▶ [Prompt] In full and exactly, please return the records, but keep out the pictures.

[Component data from apps and pages]
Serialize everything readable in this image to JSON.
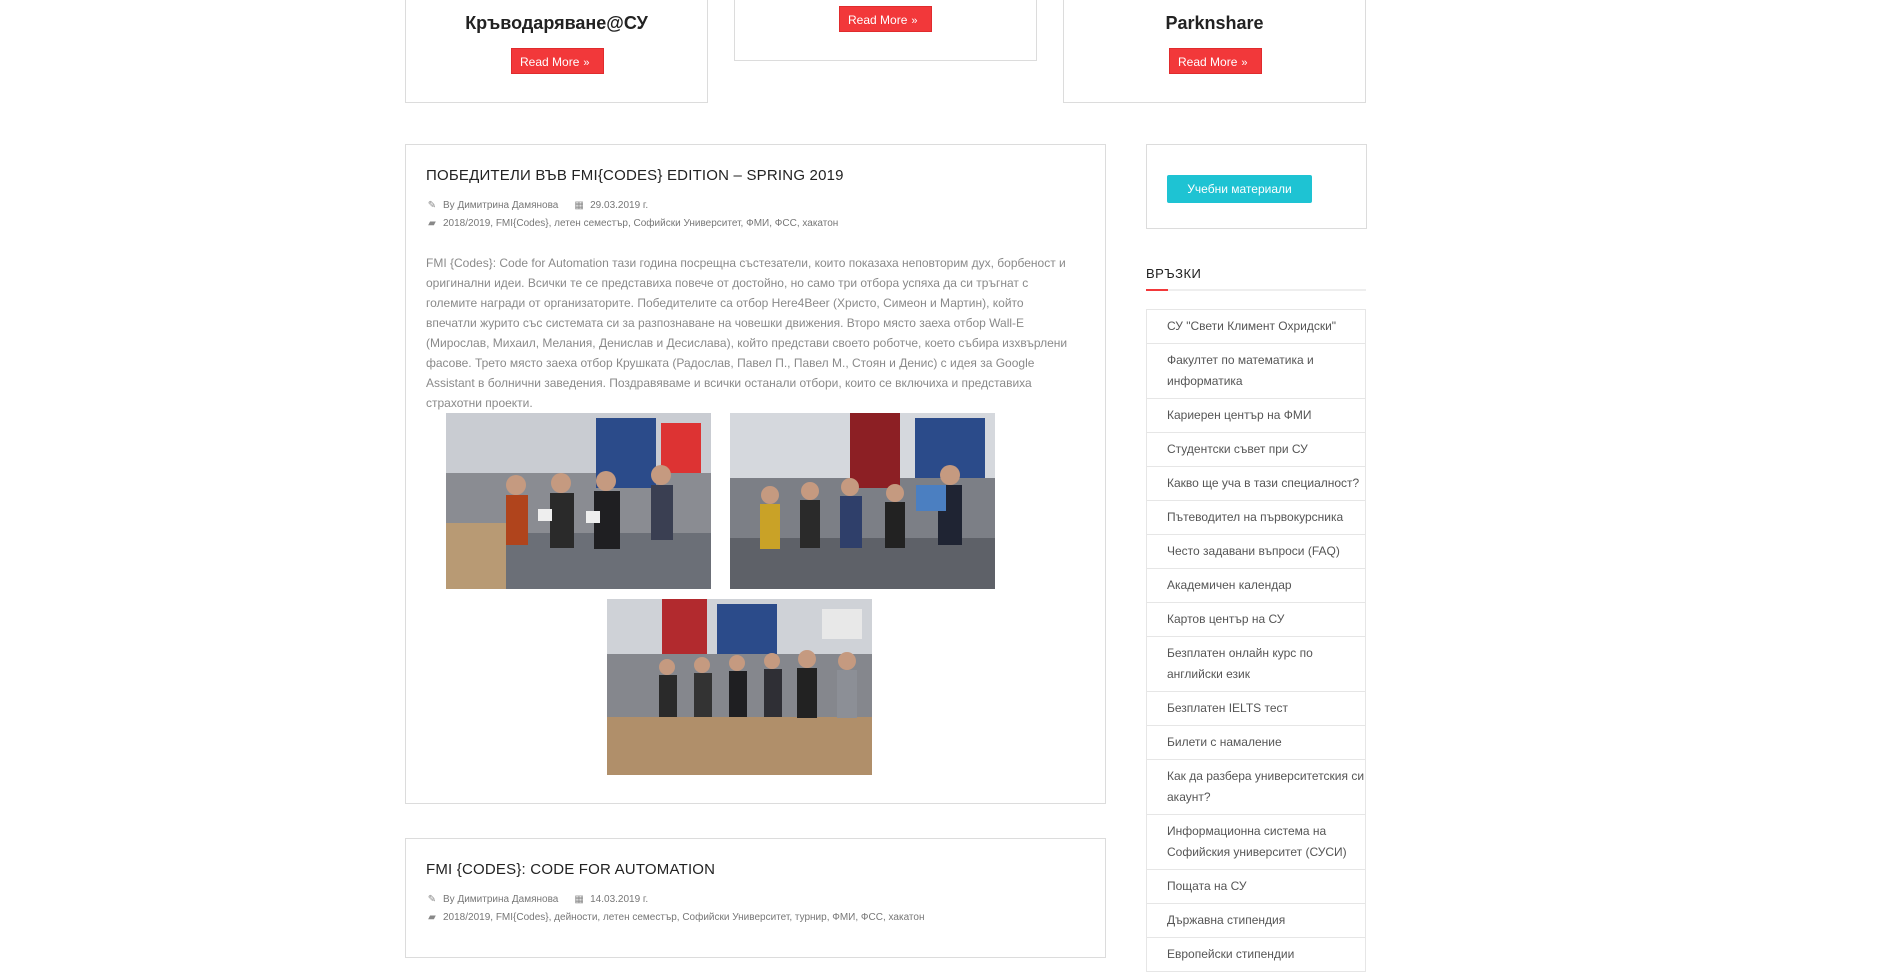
{
  "featured": {
    "card1": {
      "title": "Кръводаряване@СУ",
      "button": "Read More"
    },
    "card2": {
      "button": "Read More"
    },
    "card3": {
      "title": "Parknshare",
      "button": "Read More"
    }
  },
  "posts": [
    {
      "title": "ПОБЕДИТЕЛИ ВЪВ FMI{CODES} EDITION – SPRING 2019",
      "author": "By Димитрина Дамянова",
      "date": "29.03.2019 г.",
      "tags": "2018/2019, FMI{Codes}, летен семестър, Софийски Университет, ФМИ, ФСС, хакатон",
      "excerpt": "FMI {Codes}: Code for Automation тази година посрещна състезатели, които показаха неповторим дух, борбеност и оригинални идеи. Всички те се представиха повече от достойно, но само три отбора успяха да си тръгнат с големите награди от организаторите. Победителите са отбор Here4Beer (Христо, Симеон и Мартин), който впечатли журито със системата си за разпознаване на човешки движения. Второ място заеха отбор Wall-E (Мирослав, Михаил, Мелания, Денислав и Десислава), който представи своето роботче, което събира изхвърлени фасове. Трето място заеха отбор Крушката (Радослав, Павел П., Павел М., Стоян и Денис) с идея за Google Assistant в болнични заведения. Поздравяваме и всички останали отбори, които се включиха и представиха страхотни проекти."
    },
    {
      "title": "FMI {CODES}: CODE FOR AUTOMATION",
      "author": "By Димитрина Дамянова",
      "date": "14.03.2019 г.",
      "tags": "2018/2019, FMI{Codes}, дейности, летен семестър, Софийски Университет, турнир, ФМИ, ФСС, хакатон"
    }
  ],
  "sidebar": {
    "button": "Учебни материали",
    "links_heading": "ВРЪЗКИ",
    "links": [
      "СУ \"Свети Климент Охридски\"",
      "Факултет по математика и информатика",
      "Кариерен център на ФМИ",
      "Студентски съвет при СУ",
      "Какво ще уча в тази специалност?",
      "Пътеводител на първокурсника",
      "Често задавани въпроси (FAQ)",
      "Академичен календар",
      "Картов център на СУ",
      "Безплатен онлайн курс по английски език",
      "Безплатен IELTS тест",
      "Билети с намаление",
      "Как да разбера университетския си акаунт?",
      "Информационна система на Софийския университет (СУСИ)",
      "Пощата на СУ",
      "Държавна стипендия",
      "Европейски стипендии"
    ]
  },
  "icons": {
    "author": "pencil-icon",
    "date": "calendar-icon",
    "tags": "folder-icon",
    "read_more": "double-chevron-right-icon"
  },
  "colors": {
    "accent_red": "#f2383a",
    "accent_cyan": "#1ec3d3"
  }
}
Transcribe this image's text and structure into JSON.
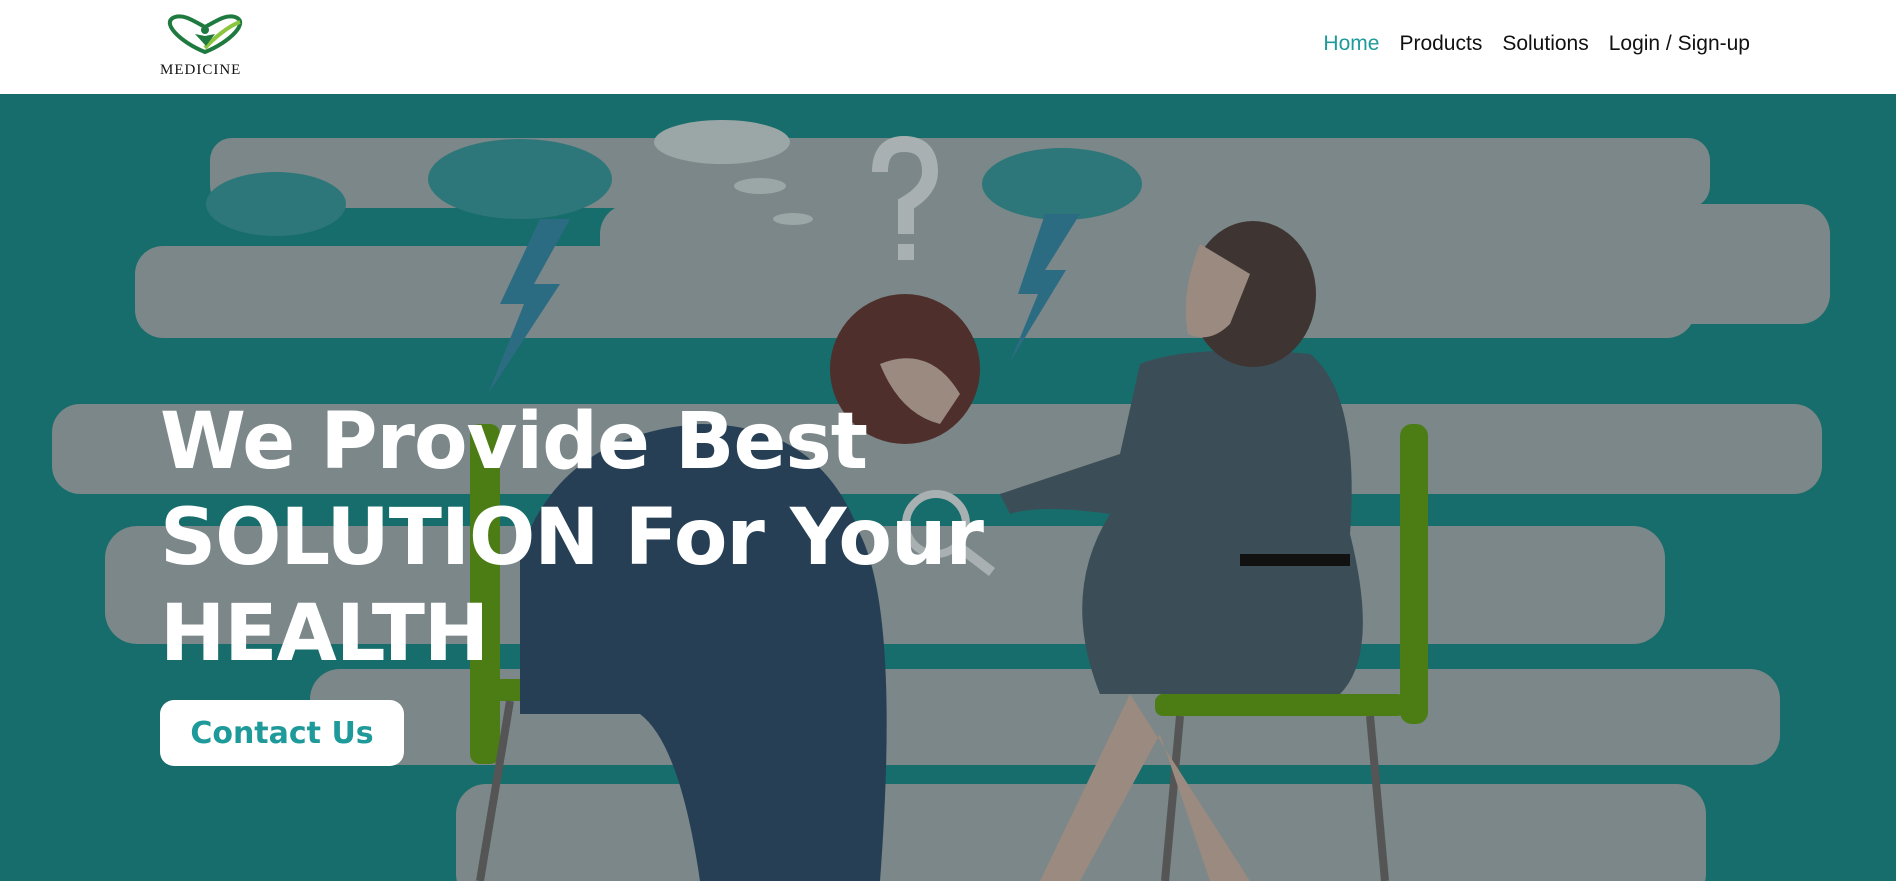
{
  "brand": {
    "logo_text": "MEDICINE",
    "accent": "#1f9a9a",
    "hero_bg": "#176d6b"
  },
  "nav": {
    "items": [
      {
        "label": "Home",
        "active": true
      },
      {
        "label": "Products"
      },
      {
        "label": "Solutions"
      },
      {
        "label": "Login / Sign-up"
      }
    ]
  },
  "hero": {
    "headline_lines": [
      "We Provide Best",
      "SOLUTION For Your",
      "HEALTH"
    ],
    "cta_label": "Contact Us",
    "illustration": "therapy-session-illustration"
  }
}
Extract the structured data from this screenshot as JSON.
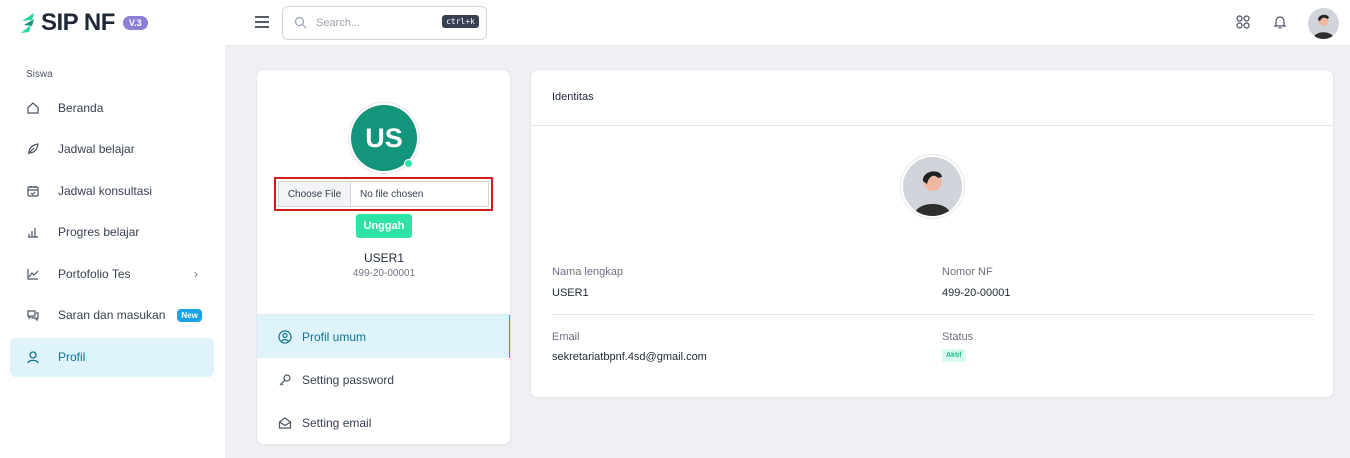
{
  "app": {
    "name": "SIP NF",
    "version": "V.3"
  },
  "sidebar": {
    "section_label": "Siswa",
    "items": [
      {
        "label": "Beranda",
        "icon": "home-icon"
      },
      {
        "label": "Jadwal belajar",
        "icon": "leaf-icon"
      },
      {
        "label": "Jadwal konsultasi",
        "icon": "calendar-check-icon"
      },
      {
        "label": "Progres belajar",
        "icon": "bar-chart-icon"
      },
      {
        "label": "Portofolio Tes",
        "icon": "line-chart-icon"
      },
      {
        "label": "Saran dan masukan",
        "icon": "chat-icon",
        "badge": "New"
      },
      {
        "label": "Profil",
        "icon": "user-icon"
      }
    ]
  },
  "topbar": {
    "search_placeholder": "Search...",
    "shortcut": "ctrl+k"
  },
  "profile": {
    "initials": "US",
    "file_button": "Choose File",
    "file_status": "No file chosen",
    "upload_label": "Unggah",
    "name": "USER1",
    "id": "499-20-00001",
    "nav": [
      {
        "label": "Profil umum",
        "icon": "user-circle-icon"
      },
      {
        "label": "Setting password",
        "icon": "key-icon"
      },
      {
        "label": "Setting email",
        "icon": "envelope-open-icon"
      }
    ]
  },
  "identitas": {
    "title": "Identitas",
    "fields": {
      "nama_label": "Nama lengkap",
      "nama_value": "USER1",
      "nomor_label": "Nomor NF",
      "nomor_value": "499-20-00001",
      "email_label": "Email",
      "email_value": "sekretariatbpnf.4sd@gmail.com",
      "status_label": "Status",
      "status_value": "Aktif"
    }
  },
  "colors": {
    "brand_green": "#14947b",
    "accent_mint": "#2ee3a4",
    "active_bg": "#dff3fa",
    "active_text": "#0e7490",
    "highlight_red": "#d01c1c",
    "version_purple": "#8b7fd6"
  }
}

▶ [Exercise result]
Serialize everything readable in this image to JSON.
{
  "featured": {
    "card1": {
      "title": "Кръводаряване@СУ",
      "button": "Read More"
    },
    "card2": {
      "button": "Read More"
    },
    "card3": {
      "title": "Parknshare",
      "button": "Read More"
    }
  },
  "posts": [
    {
      "title": "ПОБЕДИТЕЛИ ВЪВ FMI{CODES} EDITION – SPRING 2019",
      "author": "By Димитрина Дамянова",
      "date": "29.03.2019 г.",
      "tags": "2018/2019, FMI{Codes}, летен семестър, Софийски Университет, ФМИ, ФСС, хакатон",
      "excerpt": "FMI {Codes}: Code for Automation тази година посрещна състезатели, които показаха неповторим дух, борбеност и оригинални идеи. Всички те се представиха повече от достойно, но само три отбора успяха да си тръгнат с големите награди от организаторите. Победителите са отбор Here4Beer (Христо, Симеон и Мартин), който впечатли журито със системата си за разпознаване на човешки движения. Второ място заеха отбор Wall-E (Мирослав, Михаил, Мелания, Денислав и Десислава), който представи своето роботче, което събира изхвърлени фасове. Трето място заеха отбор Крушката (Радослав, Павел П., Павел М., Стоян и Денис) с идея за Google Assistant в болнични заведения. Поздравяваме и всички останали отбори, които се включиха и представиха страхотни проекти."
    },
    {
      "title": "FMI {CODES}: CODE FOR AUTOMATION",
      "author": "By Димитрина Дамянова",
      "date": "14.03.2019 г.",
      "tags": "2018/2019, FMI{Codes}, дейности, летен семестър, Софийски Университет, турнир, ФМИ, ФСС, хакатон"
    }
  ],
  "sidebar": {
    "button": "Учебни материали",
    "links_heading": "ВРЪЗКИ",
    "links": [
      "СУ \"Свети Климент Охридски\"",
      "Факултет по математика и информатика",
      "Кариерен център на ФМИ",
      "Студентски съвет при СУ",
      "Какво ще уча в тази специалност?",
      "Пътеводител на първокурсника",
      "Често задавани въпроси (FAQ)",
      "Академичен календар",
      "Картов център на СУ",
      "Безплатен онлайн курс по английски език",
      "Безплатен IELTS тест",
      "Билети с намаление",
      "Как да разбера университетския си акаунт?",
      "Информационна система на Софийския университет (СУСИ)",
      "Пощата на СУ",
      "Държавна стипендия",
      "Европейски стипендии"
    ]
  },
  "icons": {
    "author": "pencil-icon",
    "date": "calendar-icon",
    "tags": "folder-icon",
    "read_more": "double-chevron-right-icon"
  },
  "colors": {
    "accent_red": "#f2383a",
    "accent_cyan": "#1ec3d3"
  }
}
Transcribe this image's text and structure into JSON.
{
  "brand": {
    "logo_text": "MEDICINE",
    "accent": "#1f9a9a",
    "hero_bg": "#176d6b"
  },
  "nav": {
    "items": [
      {
        "label": "Home",
        "active": true
      },
      {
        "label": "Products"
      },
      {
        "label": "Solutions"
      },
      {
        "label": "Login / Sign-up"
      }
    ]
  },
  "hero": {
    "headline_lines": [
      "We Provide Best",
      "SOLUTION For Your",
      "HEALTH"
    ],
    "cta_label": "Contact Us",
    "illustration": "therapy-session-illustration"
  }
}
Extract the structured data from this screenshot as JSON.
{
  "app": {
    "name": "SIP NF",
    "version": "V.3"
  },
  "sidebar": {
    "section_label": "Siswa",
    "items": [
      {
        "label": "Beranda",
        "icon": "home-icon"
      },
      {
        "label": "Jadwal belajar",
        "icon": "leaf-icon"
      },
      {
        "label": "Jadwal konsultasi",
        "icon": "calendar-check-icon"
      },
      {
        "label": "Progres belajar",
        "icon": "bar-chart-icon"
      },
      {
        "label": "Portofolio Tes",
        "icon": "line-chart-icon"
      },
      {
        "label": "Saran dan masukan",
        "icon": "chat-icon",
        "badge": "New"
      },
      {
        "label": "Profil",
        "icon": "user-icon"
      }
    ]
  },
  "topbar": {
    "search_placeholder": "Search...",
    "shortcut": "ctrl+k"
  },
  "profile": {
    "initials": "US",
    "file_button": "Choose File",
    "file_status": "No file chosen",
    "upload_label": "Unggah",
    "name": "USER1",
    "id": "499-20-00001",
    "nav": [
      {
        "label": "Profil umum",
        "icon": "user-circle-icon"
      },
      {
        "label": "Setting password",
        "icon": "key-icon"
      },
      {
        "label": "Setting email",
        "icon": "envelope-open-icon"
      }
    ]
  },
  "identitas": {
    "title": "Identitas",
    "fields": {
      "nama_label": "Nama lengkap",
      "nama_value": "USER1",
      "nomor_label": "Nomor NF",
      "nomor_value": "499-20-00001",
      "email_label": "Email",
      "email_value": "sekretariatbpnf.4sd@gmail.com",
      "status_label": "Status",
      "status_value": "Aktif"
    }
  },
  "colors": {
    "brand_green": "#14947b",
    "accent_mint": "#2ee3a4",
    "active_bg": "#dff3fa",
    "active_text": "#0e7490",
    "highlight_red": "#d01c1c",
    "version_purple": "#8b7fd6"
  }
}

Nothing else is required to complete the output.